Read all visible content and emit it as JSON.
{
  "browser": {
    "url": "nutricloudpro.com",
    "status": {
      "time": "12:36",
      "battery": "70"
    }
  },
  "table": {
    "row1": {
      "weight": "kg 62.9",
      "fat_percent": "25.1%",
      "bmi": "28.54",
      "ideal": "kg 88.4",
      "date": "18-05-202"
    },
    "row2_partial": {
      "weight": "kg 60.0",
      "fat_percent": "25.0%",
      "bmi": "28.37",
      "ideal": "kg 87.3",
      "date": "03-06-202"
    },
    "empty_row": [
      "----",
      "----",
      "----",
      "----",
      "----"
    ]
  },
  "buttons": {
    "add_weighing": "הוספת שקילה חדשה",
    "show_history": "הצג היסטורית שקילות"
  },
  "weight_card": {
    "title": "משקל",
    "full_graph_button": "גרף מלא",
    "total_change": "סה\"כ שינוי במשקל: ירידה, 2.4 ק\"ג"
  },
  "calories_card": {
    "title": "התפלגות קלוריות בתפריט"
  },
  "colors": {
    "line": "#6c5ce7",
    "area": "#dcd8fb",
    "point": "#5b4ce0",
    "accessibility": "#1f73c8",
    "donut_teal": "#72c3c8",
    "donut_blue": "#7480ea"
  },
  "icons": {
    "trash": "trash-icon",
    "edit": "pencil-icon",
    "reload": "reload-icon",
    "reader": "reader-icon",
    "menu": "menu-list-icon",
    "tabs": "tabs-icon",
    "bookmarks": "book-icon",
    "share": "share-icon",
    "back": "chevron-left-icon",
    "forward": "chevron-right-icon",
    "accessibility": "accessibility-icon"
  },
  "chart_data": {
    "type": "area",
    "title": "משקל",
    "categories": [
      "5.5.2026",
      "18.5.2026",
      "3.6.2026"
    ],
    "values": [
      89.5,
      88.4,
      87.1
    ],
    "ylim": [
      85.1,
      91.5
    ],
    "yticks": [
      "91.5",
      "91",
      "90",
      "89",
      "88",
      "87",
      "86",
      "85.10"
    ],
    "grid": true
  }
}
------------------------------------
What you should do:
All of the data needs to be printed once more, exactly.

Result:
Read all visible content and emit it as JSON.
{
  "browser": {
    "url": "nutricloudpro.com",
    "status": {
      "time": "12:36",
      "battery": "70"
    }
  },
  "table": {
    "row1": {
      "weight": "kg 62.9",
      "fat_percent": "25.1%",
      "bmi": "28.54",
      "ideal": "kg 88.4",
      "date": "18-05-202"
    },
    "row2_partial": {
      "weight": "kg 60.0",
      "fat_percent": "25.0%",
      "bmi": "28.37",
      "ideal": "kg 87.3",
      "date": "03-06-202"
    },
    "empty_row": [
      "----",
      "----",
      "----",
      "----",
      "----"
    ]
  },
  "buttons": {
    "add_weighing": "הוספת שקילה חדשה",
    "show_history": "הצג היסטורית שקילות"
  },
  "weight_card": {
    "title": "משקל",
    "full_graph_button": "גרף מלא",
    "total_change": "סה\"כ שינוי במשקל: ירידה, 2.4 ק\"ג"
  },
  "calories_card": {
    "title": "התפלגות קלוריות בתפריט"
  },
  "colors": {
    "line": "#6c5ce7",
    "area": "#dcd8fb",
    "point": "#5b4ce0",
    "accessibility": "#1f73c8",
    "donut_teal": "#72c3c8",
    "donut_blue": "#7480ea"
  },
  "icons": {
    "trash": "trash-icon",
    "edit": "pencil-icon",
    "reload": "reload-icon",
    "reader": "reader-icon",
    "menu": "menu-list-icon",
    "tabs": "tabs-icon",
    "bookmarks": "book-icon",
    "share": "share-icon",
    "back": "chevron-left-icon",
    "forward": "chevron-right-icon",
    "accessibility": "accessibility-icon"
  },
  "chart_data": {
    "type": "area",
    "title": "משקל",
    "categories": [
      "5.5.2026",
      "18.5.2026",
      "3.6.2026"
    ],
    "values": [
      89.5,
      88.4,
      87.1
    ],
    "ylim": [
      85.1,
      91.5
    ],
    "yticks": [
      "91.5",
      "91",
      "90",
      "89",
      "88",
      "87",
      "86",
      "85.10"
    ],
    "grid": true
  }
}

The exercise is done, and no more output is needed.